Delivered from within Martin Creed's 'Work No. 210 Half the air in a given space', my talk centered around my frustration at often being mistaken for Gareth Malone, the television choirmaster interspersed with anecdotal information, trivia and gossip from behind the scenes of the Tate exhibition. The talk ended with the balcony audience accompanying me in a loud repeated chant of the performance's title.
Wood, adhesives, enamel paints
These 'I's were each made from three lengths of wood glued together and painted to resemble weathered, rusted metal tools of an uncertain function, each shaped like a serif letter 'I'. They were distributed about the galleries as if mistakenly left out by the technicians. To the bottom of each 'I' the wood grain is still faintly visible. They were placed amongst or near a series of works by Lucio Fontana, a room of maquettes and sketches by Naum Gabo, a suite of large Agnes Martin paintings and hidden in the corner of a darkened room for an Anri Sala video.
'Then (Last Week's Top Ten)'
Audio, 43 mins
I was offered the opportunity to also select the music for Tate St Ives rooftop cafe that evening. Given the chance I thought it would be more interesting if I attempted to record my own.
In keeping with the ideas of systems, repetition, and passing time in the rest of the displays I settled on an idea to re-record my own accapella versions of the previous week's top ten single releases, counting them down from ten to one.
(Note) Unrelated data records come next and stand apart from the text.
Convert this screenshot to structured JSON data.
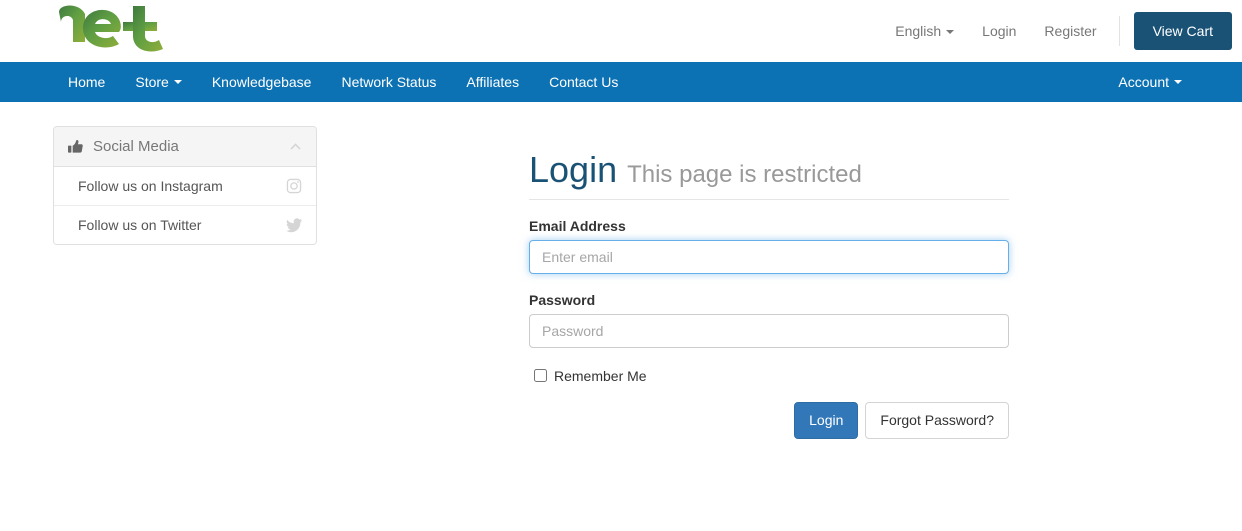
{
  "header": {
    "logo_alt": "net logo",
    "language": {
      "label": "English",
      "icon": "caret-down-icon"
    },
    "login_label": "Login",
    "register_label": "Register",
    "cart_label": "View Cart",
    "cart_color": "#1a5276"
  },
  "nav": {
    "background": "#0d72b3",
    "items": [
      {
        "label": "Home",
        "has_caret": false
      },
      {
        "label": "Store",
        "has_caret": true
      },
      {
        "label": "Knowledgebase",
        "has_caret": false
      },
      {
        "label": "Network Status",
        "has_caret": false
      },
      {
        "label": "Affiliates",
        "has_caret": false
      },
      {
        "label": "Contact Us",
        "has_caret": false
      }
    ],
    "account": {
      "label": "Account",
      "has_caret": true
    }
  },
  "sidebar": {
    "panel": {
      "title": "Social Media",
      "header_icon": "thumbs-up-icon",
      "collapse_icon": "chevron-up-icon",
      "rows": [
        {
          "label": "Follow us on Instagram",
          "icon": "instagram-icon"
        },
        {
          "label": "Follow us on Twitter",
          "icon": "twitter-icon"
        }
      ]
    }
  },
  "main": {
    "title": "Login",
    "subtitle": "This page is restricted",
    "title_color": "#1a5276",
    "email": {
      "label": "Email Address",
      "placeholder": "Enter email",
      "value": "",
      "focused": true
    },
    "password": {
      "label": "Password",
      "placeholder": "Password",
      "value": "",
      "focused": false
    },
    "remember": {
      "label": "Remember Me",
      "checked": false
    },
    "submit_label": "Login",
    "forgot_label": "Forgot Password?"
  }
}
I hired a music studio and producer for an afternoon and he recorded my voice as I sang along to the originals on headphones.
'An Introduction To Laughter Yoga'
Group exercise, 10 mins
The evening ended with a short workshop, held within Roman Ondak's 'Measuring The Universe' room for the last fifteen minutes before the galleries closed. The previous week I had stumbled on an 'Introduction To Laughter Yoga' workshop and wanted to see if I could pass on what I learnt to the Tate St Ives audience. Exercises included 'The Handshake Laugh', 'The Painful Laugh' and 'The One Metre Laugh'. This has since become a standalone performance piece that I am regularly presenting to a wide variety of audiences.